> _Your goal_: Word for word, write out all of the entries that follow.

■ ■ ■ ■ ■

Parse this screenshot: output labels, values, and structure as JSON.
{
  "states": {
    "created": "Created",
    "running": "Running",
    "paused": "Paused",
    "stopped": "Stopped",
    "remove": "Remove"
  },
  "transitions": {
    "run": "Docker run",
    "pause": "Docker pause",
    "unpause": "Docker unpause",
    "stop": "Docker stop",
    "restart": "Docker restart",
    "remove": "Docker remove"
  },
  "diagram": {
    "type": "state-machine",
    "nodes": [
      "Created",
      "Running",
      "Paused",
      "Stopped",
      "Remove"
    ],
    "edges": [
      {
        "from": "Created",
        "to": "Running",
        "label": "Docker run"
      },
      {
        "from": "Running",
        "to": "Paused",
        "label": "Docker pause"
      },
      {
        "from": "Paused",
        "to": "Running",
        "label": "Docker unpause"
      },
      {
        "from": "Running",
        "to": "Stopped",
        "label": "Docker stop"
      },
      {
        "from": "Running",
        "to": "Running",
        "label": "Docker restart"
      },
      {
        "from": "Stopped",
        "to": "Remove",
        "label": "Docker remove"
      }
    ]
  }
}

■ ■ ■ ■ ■

> _Reply to the task_:
Parse this screenshot: output labels, values, and structure as JSON.
{
  "states": {
    "created": "Created",
    "running": "Running",
    "paused": "Paused",
    "stopped": "Stopped",
    "remove": "Remove"
  },
  "transitions": {
    "run": "Docker run",
    "pause": "Docker pause",
    "unpause": "Docker unpause",
    "stop": "Docker stop",
    "restart": "Docker restart",
    "remove": "Docker remove"
  },
  "diagram": {
    "type": "state-machine",
    "nodes": [
      "Created",
      "Running",
      "Paused",
      "Stopped",
      "Remove"
    ],
    "edges": [
      {
        "from": "Created",
        "to": "Running",
        "label": "Docker run"
      },
      {
        "from": "Running",
        "to": "Paused",
        "label": "Docker pause"
      },
      {
        "from": "Paused",
        "to": "Running",
        "label": "Docker unpause"
      },
      {
        "from": "Running",
        "to": "Stopped",
        "label": "Docker stop"
      },
      {
        "from": "Running",
        "to": "Running",
        "label": "Docker restart"
      },
      {
        "from": "Stopped",
        "to": "Remove",
        "label": "Docker remove"
      }
    ]
  }
}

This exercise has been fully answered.